How does the media shape the way we think about child sexual abuse? Combining in-depth analysis of media representations of the crimes, with focus group discussions and interviews with around 500 journalists, campaigners and a cross-section of 'the public', Jenny Kitzinger reveals the media's role in contemporary society.
Which stories attract attention and why? Answering this and other questions, Kitzinger demonstrates how media reporting can impact on people's knowledge of the 'facts', perceptions of risk, sense of appropriate policy responses and even how we interpret our own experiences. Looking at feminist initiatives to challenge sexual violence, the emergence of incest as a social problem and the development of new survivor identities. She also explores stereotypes around sex offenders,interrogates protests against 'paedophiles-in-the-community' and presents a detailed analysis of the impact of scandals about disputed abuse accusations.

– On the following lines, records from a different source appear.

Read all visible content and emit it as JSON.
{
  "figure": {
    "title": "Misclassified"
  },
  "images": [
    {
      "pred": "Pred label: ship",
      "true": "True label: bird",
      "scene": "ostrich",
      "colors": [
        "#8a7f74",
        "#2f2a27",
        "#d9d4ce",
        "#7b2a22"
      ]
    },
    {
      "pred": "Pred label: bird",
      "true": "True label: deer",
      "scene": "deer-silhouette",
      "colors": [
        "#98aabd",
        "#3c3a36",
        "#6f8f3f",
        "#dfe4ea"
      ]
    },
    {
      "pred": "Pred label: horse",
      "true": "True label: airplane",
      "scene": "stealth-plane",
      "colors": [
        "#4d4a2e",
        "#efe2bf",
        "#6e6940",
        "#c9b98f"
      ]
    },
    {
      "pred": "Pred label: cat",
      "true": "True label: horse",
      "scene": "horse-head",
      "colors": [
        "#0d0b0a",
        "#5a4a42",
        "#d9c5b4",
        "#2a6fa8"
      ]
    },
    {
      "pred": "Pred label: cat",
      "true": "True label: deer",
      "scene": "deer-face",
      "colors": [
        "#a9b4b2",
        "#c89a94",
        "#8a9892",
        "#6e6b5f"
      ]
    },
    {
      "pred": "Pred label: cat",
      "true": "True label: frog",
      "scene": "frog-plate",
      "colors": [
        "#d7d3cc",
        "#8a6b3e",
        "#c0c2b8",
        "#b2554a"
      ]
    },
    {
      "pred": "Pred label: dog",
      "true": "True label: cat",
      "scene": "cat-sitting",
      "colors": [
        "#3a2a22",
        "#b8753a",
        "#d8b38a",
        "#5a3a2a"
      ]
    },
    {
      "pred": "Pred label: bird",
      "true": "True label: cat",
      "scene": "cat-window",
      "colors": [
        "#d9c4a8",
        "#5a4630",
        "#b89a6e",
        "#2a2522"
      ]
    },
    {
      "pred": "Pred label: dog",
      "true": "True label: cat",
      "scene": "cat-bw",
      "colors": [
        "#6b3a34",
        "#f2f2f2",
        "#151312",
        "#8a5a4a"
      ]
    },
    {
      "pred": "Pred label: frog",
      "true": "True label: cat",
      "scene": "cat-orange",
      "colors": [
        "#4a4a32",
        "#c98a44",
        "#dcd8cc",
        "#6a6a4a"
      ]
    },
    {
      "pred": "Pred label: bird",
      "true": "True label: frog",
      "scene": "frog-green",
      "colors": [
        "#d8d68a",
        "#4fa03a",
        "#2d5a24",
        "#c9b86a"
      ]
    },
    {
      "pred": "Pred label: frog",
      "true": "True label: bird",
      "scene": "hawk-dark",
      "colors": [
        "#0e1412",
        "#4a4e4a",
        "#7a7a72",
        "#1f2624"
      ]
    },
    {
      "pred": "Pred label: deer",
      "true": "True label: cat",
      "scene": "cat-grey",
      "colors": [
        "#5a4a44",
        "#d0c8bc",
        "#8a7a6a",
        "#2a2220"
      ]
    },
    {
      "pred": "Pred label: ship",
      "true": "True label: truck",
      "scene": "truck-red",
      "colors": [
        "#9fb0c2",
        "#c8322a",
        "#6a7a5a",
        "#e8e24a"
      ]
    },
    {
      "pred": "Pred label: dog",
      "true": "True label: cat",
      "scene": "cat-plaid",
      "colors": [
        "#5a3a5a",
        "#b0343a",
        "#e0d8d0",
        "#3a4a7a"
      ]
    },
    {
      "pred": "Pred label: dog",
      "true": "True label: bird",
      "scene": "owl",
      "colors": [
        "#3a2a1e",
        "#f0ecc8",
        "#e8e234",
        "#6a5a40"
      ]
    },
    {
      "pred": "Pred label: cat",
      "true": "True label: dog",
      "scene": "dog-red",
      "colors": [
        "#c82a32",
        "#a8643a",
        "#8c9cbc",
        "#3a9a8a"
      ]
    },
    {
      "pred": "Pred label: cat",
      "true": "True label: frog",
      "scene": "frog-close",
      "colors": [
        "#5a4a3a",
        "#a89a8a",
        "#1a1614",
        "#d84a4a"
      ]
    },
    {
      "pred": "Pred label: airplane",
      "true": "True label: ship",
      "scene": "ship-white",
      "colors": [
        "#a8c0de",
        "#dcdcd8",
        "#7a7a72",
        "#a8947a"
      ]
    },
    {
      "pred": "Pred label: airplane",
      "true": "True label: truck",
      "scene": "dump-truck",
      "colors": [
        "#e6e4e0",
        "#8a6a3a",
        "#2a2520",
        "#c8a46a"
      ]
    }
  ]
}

This book is essential reading for anyone interested in theories of media influence, identity and social change or who wishes to encourage responsible journalism. It is also a key resource for anyone concerned about sexual violence and the protection of children or who is attempting to design intervention strategies.